### Task statement
The finished copy should hold every entry exactly as given, and no pictures.

[Stored items]
[Start of Attachment]

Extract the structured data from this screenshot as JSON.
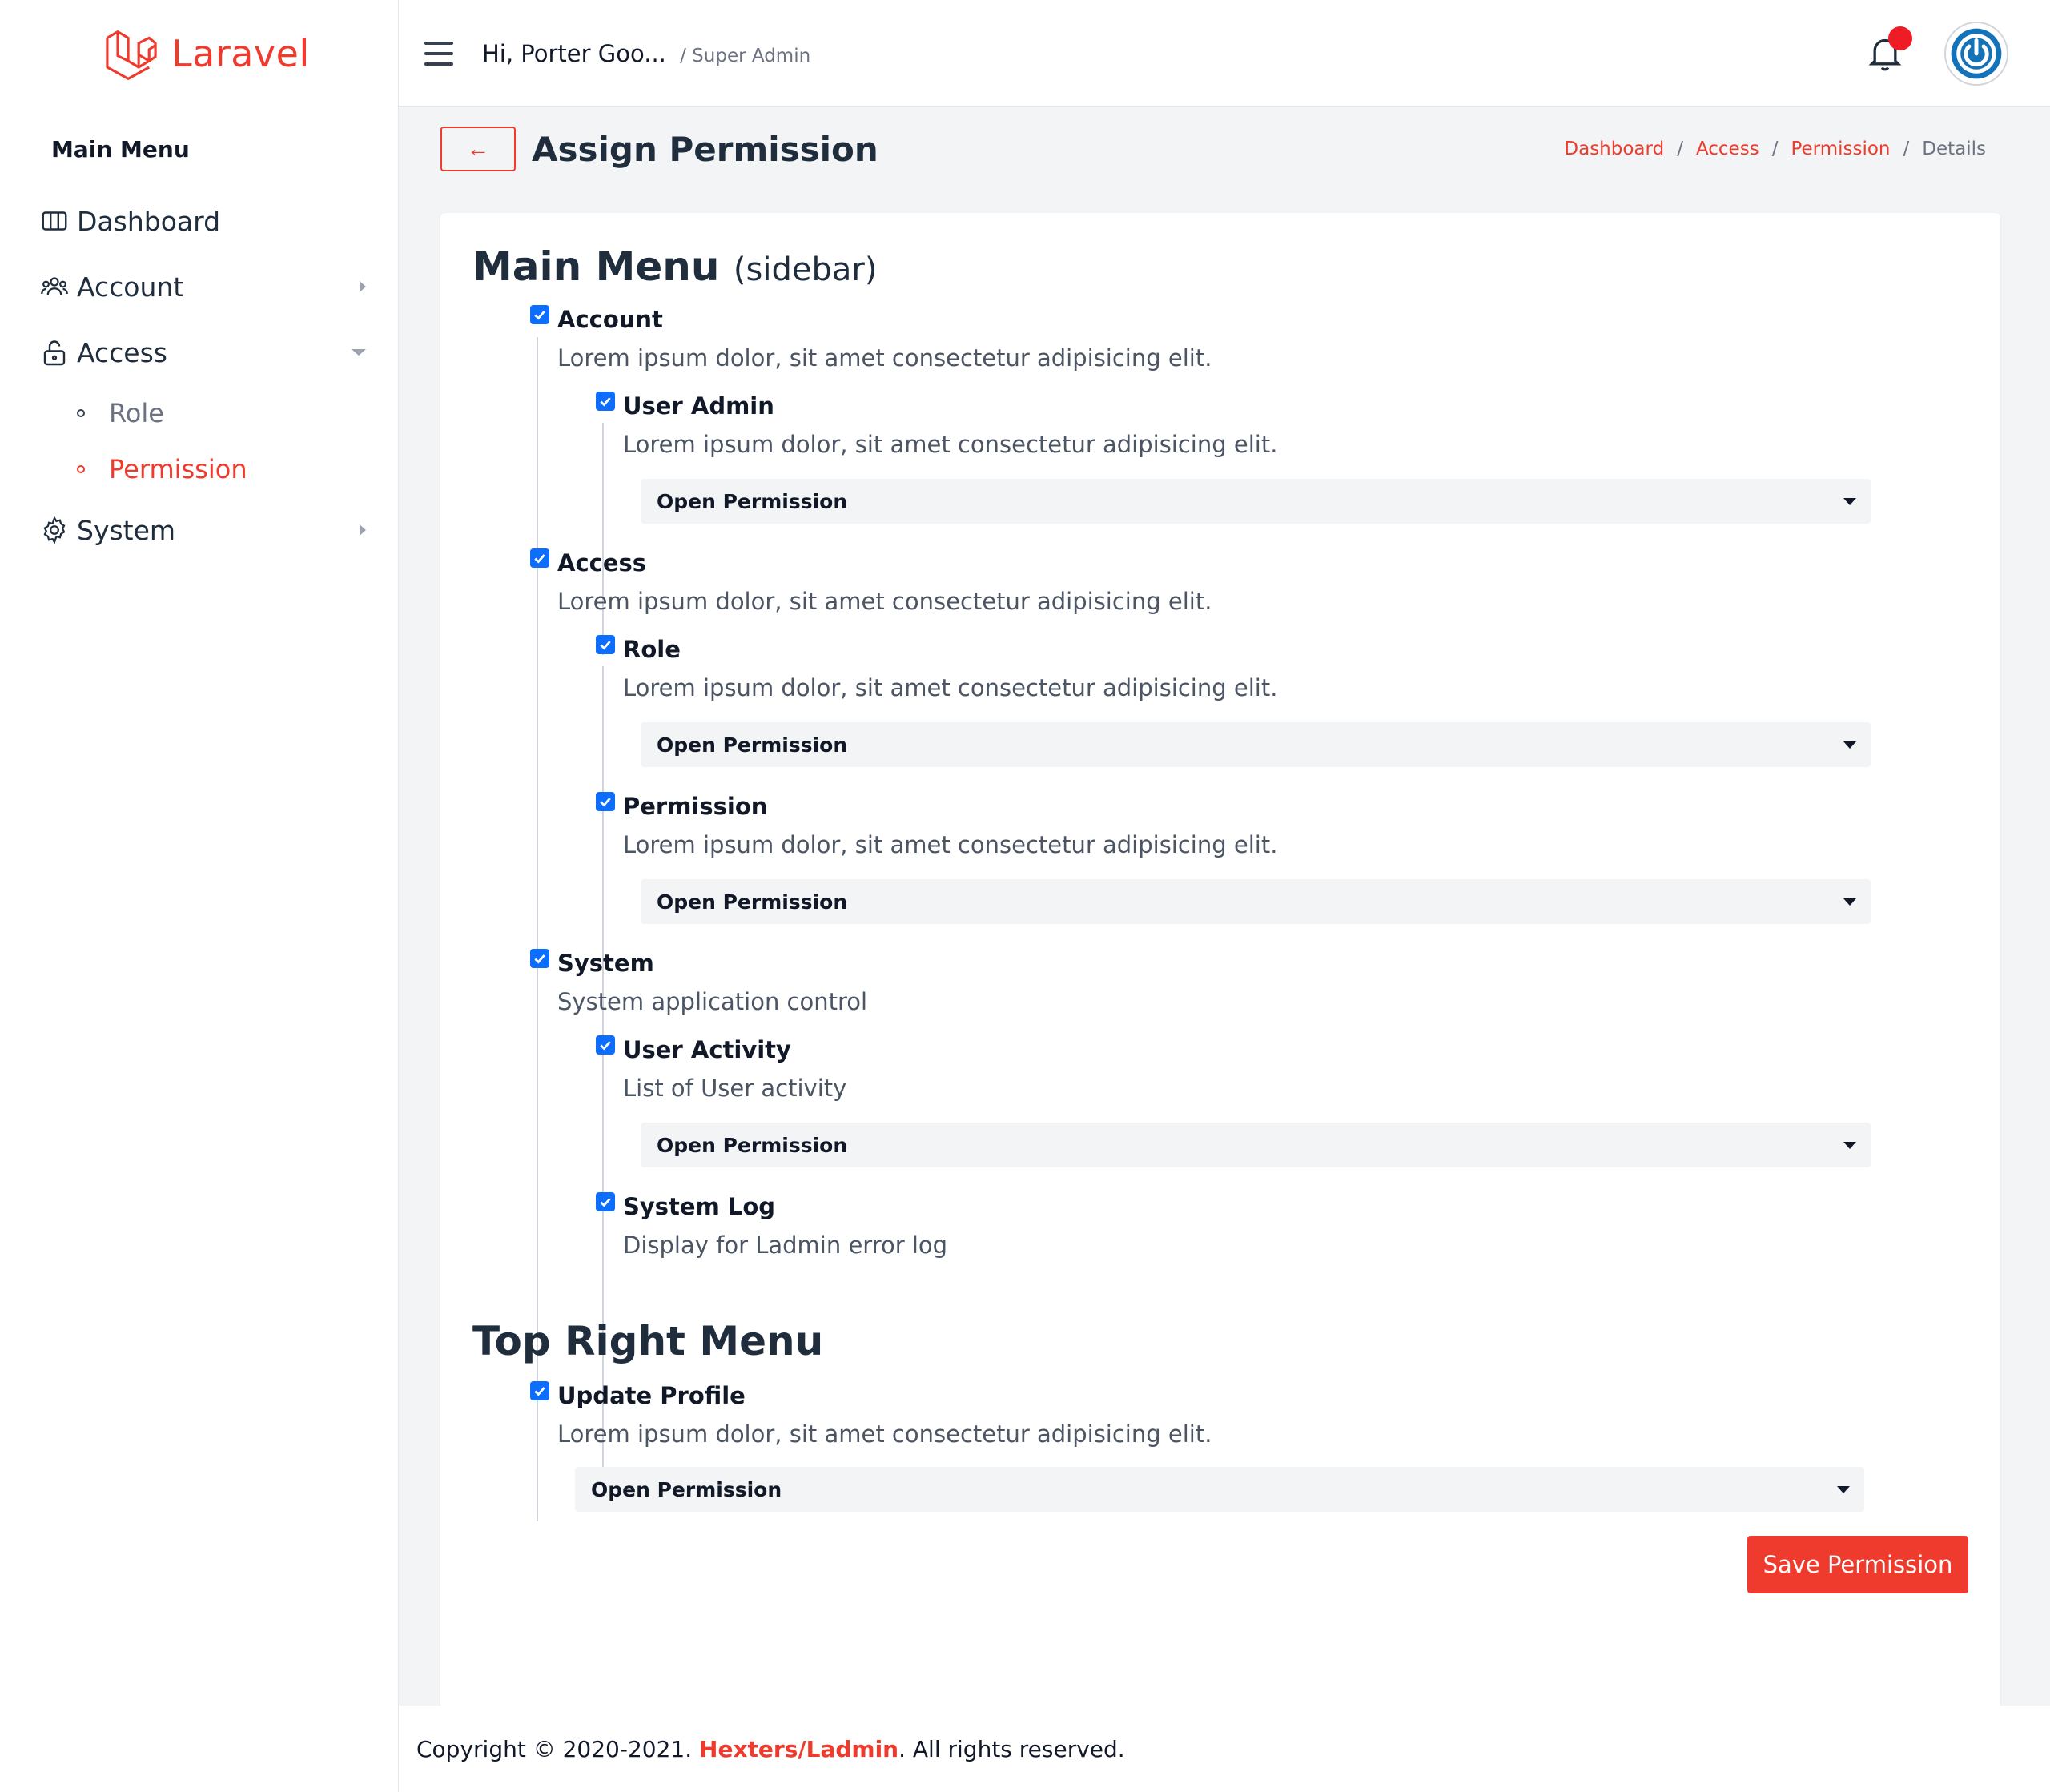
{
  "brand": {
    "name": "Laravel",
    "color": "#ef3b2d"
  },
  "sidebar": {
    "title": "Main Menu",
    "items": [
      {
        "label": "Dashboard",
        "icon": "columns-icon"
      },
      {
        "label": "Account",
        "icon": "users-icon"
      },
      {
        "label": "Access",
        "icon": "unlock-icon"
      },
      {
        "label": "System",
        "icon": "gear-icon"
      }
    ],
    "access_children": [
      {
        "label": "Role"
      },
      {
        "label": "Permission",
        "active": true
      }
    ]
  },
  "header": {
    "greeting": "Hi, Porter Goo...",
    "role": "/ Super Admin",
    "notification_dot": true
  },
  "page": {
    "back_label": "←",
    "title": "Assign Permission",
    "breadcrumb": [
      "Dashboard",
      "Access",
      "Permission"
    ],
    "breadcrumb_sep": "/",
    "breadcrumb_current": "Details"
  },
  "sections": {
    "main_menu": {
      "title": "Main Menu",
      "subtitle": "(sidebar)"
    },
    "top_right": {
      "title": "Top Right Menu"
    }
  },
  "permissions": {
    "account": {
      "name": "Account",
      "desc": "Lorem ipsum dolor, sit amet consectetur adipisicing elit.",
      "checked": true
    },
    "user_admin": {
      "name": "User Admin",
      "desc": "Lorem ipsum dolor, sit amet consectetur adipisicing elit.",
      "checked": true,
      "select": "Open Permission"
    },
    "access": {
      "name": "Access",
      "desc": "Lorem ipsum dolor, sit amet consectetur adipisicing elit.",
      "checked": true
    },
    "role": {
      "name": "Role",
      "desc": "Lorem ipsum dolor, sit amet consectetur adipisicing elit.",
      "checked": true,
      "select": "Open Permission"
    },
    "permission": {
      "name": "Permission",
      "desc": "Lorem ipsum dolor, sit amet consectetur adipisicing elit.",
      "checked": true,
      "select": "Open Permission"
    },
    "system": {
      "name": "System",
      "desc": "System application control",
      "checked": true
    },
    "user_activity": {
      "name": "User Activity",
      "desc": "List of User activity",
      "checked": true,
      "select": "Open Permission"
    },
    "system_log": {
      "name": "System Log",
      "desc": "Display for Ladmin error log",
      "checked": true
    },
    "update_profile": {
      "name": "Update Profile",
      "desc": "Lorem ipsum dolor, sit amet consectetur adipisicing elit.",
      "checked": true,
      "select": "Open Permission"
    }
  },
  "actions": {
    "save_label": "Save Permission"
  },
  "footer": {
    "prefix": "Copyright © 2020-2021.",
    "brand": "Hexters/Ladmin",
    "suffix": ". All rights reserved."
  }
}
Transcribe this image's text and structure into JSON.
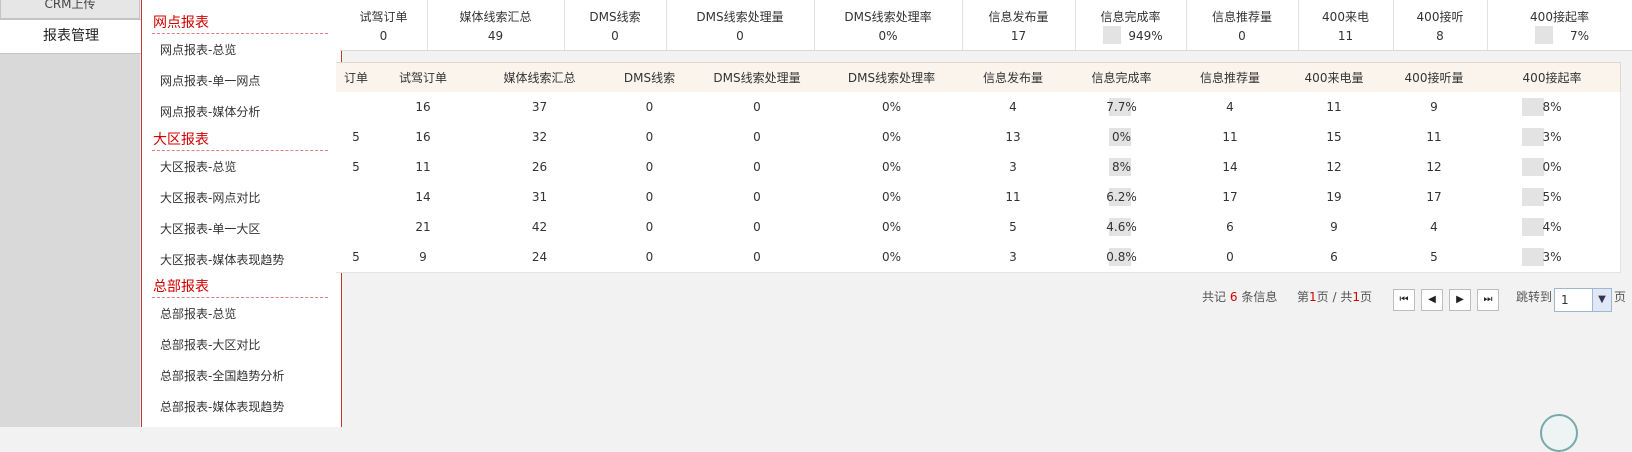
{
  "nav": {
    "crm_upload": "CRM上传",
    "report_mgmt": "报表管理"
  },
  "menu": {
    "groups": [
      {
        "title": "网点报表",
        "items": [
          "网点报表-总览",
          "网点报表-单一网点",
          "网点报表-媒体分析"
        ]
      },
      {
        "title": "大区报表",
        "items": [
          "大区报表-总览",
          "大区报表-网点对比",
          "大区报表-单一大区",
          "大区报表-媒体表现趋势"
        ]
      },
      {
        "title": "总部报表",
        "items": [
          "总部报表-总览",
          "总部报表-大区对比",
          "总部报表-全国趋势分析",
          "总部报表-媒体表现趋势"
        ]
      }
    ]
  },
  "summary": {
    "labels": [
      "试驾订单",
      "媒体线索汇总",
      "DMS线索",
      "DMS线索处理量",
      "DMS线索处理率",
      "信息发布量",
      "信息完成率",
      "信息推荐量",
      "400来电",
      "400接听",
      "400接起率"
    ],
    "values": [
      "0",
      "49",
      "0",
      "0",
      "0%",
      "17",
      "949%",
      "0",
      "11",
      "8",
      "7%"
    ]
  },
  "table": {
    "headers": [
      "订单",
      "试驾订单",
      "媒体线索汇总",
      "DMS线索",
      "DMS线索处理量",
      "DMS线索处理率",
      "信息发布量",
      "信息完成率",
      "信息推荐量",
      "400来电量",
      "400接听量",
      "400接起率"
    ],
    "rows": [
      [
        "",
        "16",
        "37",
        "0",
        "0",
        "0%",
        "4",
        "7.7%",
        "4",
        "11",
        "9",
        "8%"
      ],
      [
        "5",
        "16",
        "32",
        "0",
        "0",
        "0%",
        "13",
        "0%",
        "11",
        "15",
        "11",
        "3%"
      ],
      [
        "5",
        "11",
        "26",
        "0",
        "0",
        "0%",
        "3",
        "8%",
        "14",
        "12",
        "12",
        "0%"
      ],
      [
        "",
        "14",
        "31",
        "0",
        "0",
        "0%",
        "11",
        "6.2%",
        "17",
        "19",
        "17",
        "5%"
      ],
      [
        "",
        "21",
        "42",
        "0",
        "0",
        "0%",
        "5",
        "4.6%",
        "6",
        "9",
        "4",
        "4%"
      ],
      [
        "5",
        "9",
        "24",
        "0",
        "0",
        "0%",
        "3",
        "0.8%",
        "0",
        "6",
        "5",
        "3%"
      ]
    ]
  },
  "pager": {
    "total_prefix": "共记",
    "total_count": "6",
    "total_suffix": "条信息",
    "page_prefix": "第",
    "current_page": "1",
    "page_mid": "页 / 共",
    "total_pages": "1",
    "page_suffix": "页",
    "first_icon": "⏮",
    "prev_icon": "◀",
    "next_icon": "▶",
    "last_icon": "⏭",
    "jump_label": "跳转到",
    "jump_value": "1",
    "jump_suffix": "页"
  }
}
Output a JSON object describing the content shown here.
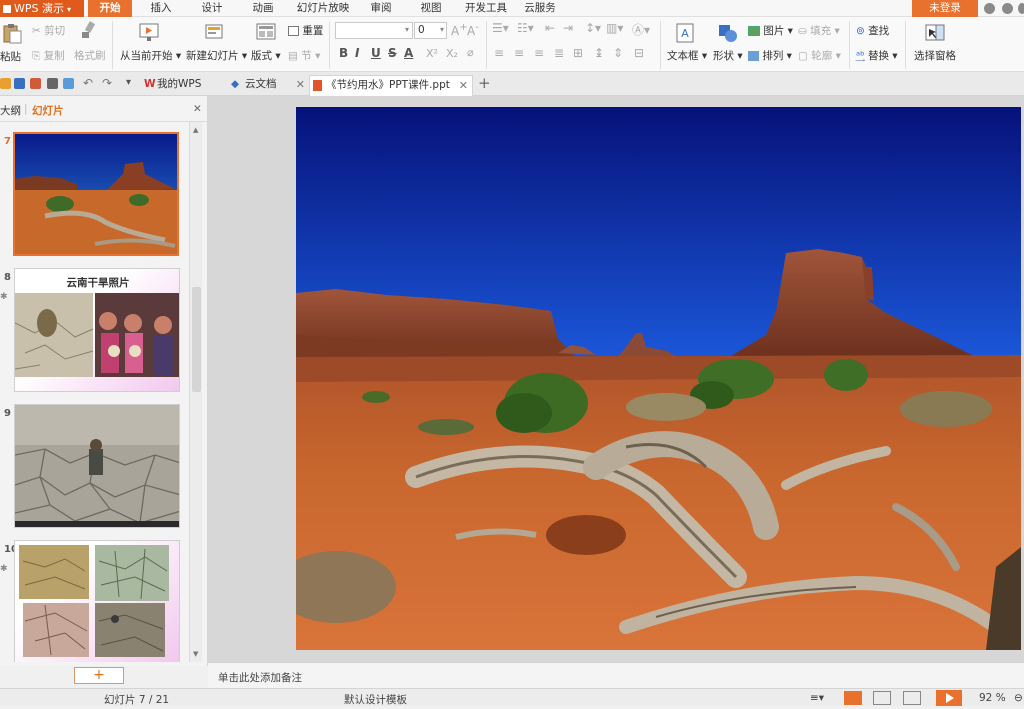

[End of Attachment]

### Written solution
Extract the structured data from this screenshot as JSON.
{
  "brand": {
    "name": "Laravel",
    "color": "#ef3b2d"
  },
  "sidebar": {
    "title": "Main Menu",
    "items": [
      {
        "label": "Dashboard",
        "icon": "columns-icon"
      },
      {
        "label": "Account",
        "icon": "users-icon"
      },
      {
        "label": "Access",
        "icon": "unlock-icon"
      },
      {
        "label": "System",
        "icon": "gear-icon"
      }
    ],
    "access_children": [
      {
        "label": "Role"
      },
      {
        "label": "Permission",
        "active": true
      }
    ]
  },
  "header": {
    "greeting": "Hi, Porter Goo...",
    "role": "/ Super Admin",
    "notification_dot": true
  },
  "page": {
    "back_label": "←",
    "title": "Assign Permission",
    "breadcrumb": [
      "Dashboard",
      "Access",
      "Permission"
    ],
    "breadcrumb_sep": "/",
    "breadcrumb_current": "Details"
  },
  "sections": {
    "main_menu": {
      "title": "Main Menu",
      "subtitle": "(sidebar)"
    },
    "top_right": {
      "title": "Top Right Menu"
    }
  },
  "permissions": {
    "account": {
      "name": "Account",
      "desc": "Lorem ipsum dolor, sit amet consectetur adipisicing elit.",
      "checked": true
    },
    "user_admin": {
      "name": "User Admin",
      "desc": "Lorem ipsum dolor, sit amet consectetur adipisicing elit.",
      "checked": true,
      "select": "Open Permission"
    },
    "access": {
      "name": "Access",
      "desc": "Lorem ipsum dolor, sit amet consectetur adipisicing elit.",
      "checked": true
    },
    "role": {
      "name": "Role",
      "desc": "Lorem ipsum dolor, sit amet consectetur adipisicing elit.",
      "checked": true,
      "select": "Open Permission"
    },
    "permission": {
      "name": "Permission",
      "desc": "Lorem ipsum dolor, sit amet consectetur adipisicing elit.",
      "checked": true,
      "select": "Open Permission"
    },
    "system": {
      "name": "System",
      "desc": "System application control",
      "checked": true
    },
    "user_activity": {
      "name": "User Activity",
      "desc": "List of User activity",
      "checked": true,
      "select": "Open Permission"
    },
    "system_log": {
      "name": "System Log",
      "desc": "Display for Ladmin error log",
      "checked": true
    },
    "update_profile": {
      "name": "Update Profile",
      "desc": "Lorem ipsum dolor, sit amet consectetur adipisicing elit.",
      "checked": true,
      "select": "Open Permission"
    }
  },
  "actions": {
    "save_label": "Save Permission"
  },
  "footer": {
    "prefix": "Copyright © 2020-2021.",
    "brand": "Hexters/Ladmin",
    "suffix": ". All rights reserved."
  }
}
Transcribe this image's text and structure into JSON.
{
  "nav": {
    "crm_upload": "CRM上传",
    "report_mgmt": "报表管理"
  },
  "menu": {
    "groups": [
      {
        "title": "网点报表",
        "items": [
          "网点报表-总览",
          "网点报表-单一网点",
          "网点报表-媒体分析"
        ]
      },
      {
        "title": "大区报表",
        "items": [
          "大区报表-总览",
          "大区报表-网点对比",
          "大区报表-单一大区",
          "大区报表-媒体表现趋势"
        ]
      },
      {
        "title": "总部报表",
        "items": [
          "总部报表-总览",
          "总部报表-大区对比",
          "总部报表-全国趋势分析",
          "总部报表-媒体表现趋势"
        ]
      }
    ]
  },
  "summary": {
    "labels": [
      "试驾订单",
      "媒体线索汇总",
      "DMS线索",
      "DMS线索处理量",
      "DMS线索处理率",
      "信息发布量",
      "信息完成率",
      "信息推荐量",
      "400来电",
      "400接听",
      "400接起率"
    ],
    "values": [
      "0",
      "49",
      "0",
      "0",
      "0%",
      "17",
      "949%",
      "0",
      "11",
      "8",
      "7%"
    ]
  },
  "table": {
    "headers": [
      "订单",
      "试驾订单",
      "媒体线索汇总",
      "DMS线索",
      "DMS线索处理量",
      "DMS线索处理率",
      "信息发布量",
      "信息完成率",
      "信息推荐量",
      "400来电量",
      "400接听量",
      "400接起率"
    ],
    "rows": [
      [
        "",
        "16",
        "37",
        "0",
        "0",
        "0%",
        "4",
        "7.7%",
        "4",
        "11",
        "9",
        "8%"
      ],
      [
        "5",
        "16",
        "32",
        "0",
        "0",
        "0%",
        "13",
        "0%",
        "11",
        "15",
        "11",
        "3%"
      ],
      [
        "5",
        "11",
        "26",
        "0",
        "0",
        "0%",
        "3",
        "8%",
        "14",
        "12",
        "12",
        "0%"
      ],
      [
        "",
        "14",
        "31",
        "0",
        "0",
        "0%",
        "11",
        "6.2%",
        "17",
        "19",
        "17",
        "5%"
      ],
      [
        "",
        "21",
        "42",
        "0",
        "0",
        "0%",
        "5",
        "4.6%",
        "6",
        "9",
        "4",
        "4%"
      ],
      [
        "5",
        "9",
        "24",
        "0",
        "0",
        "0%",
        "3",
        "0.8%",
        "0",
        "6",
        "5",
        "3%"
      ]
    ]
  },
  "pager": {
    "total_prefix": "共记",
    "total_count": "6",
    "total_suffix": "条信息",
    "page_prefix": "第",
    "current_page": "1",
    "page_mid": "页 / 共",
    "total_pages": "1",
    "page_suffix": "页",
    "first_icon": "⏮",
    "prev_icon": "◀",
    "next_icon": "▶",
    "last_icon": "⏭",
    "jump_label": "跳转到",
    "jump_value": "1",
    "jump_suffix": "页"
  }
}
Output a JSON object describing the content shown here.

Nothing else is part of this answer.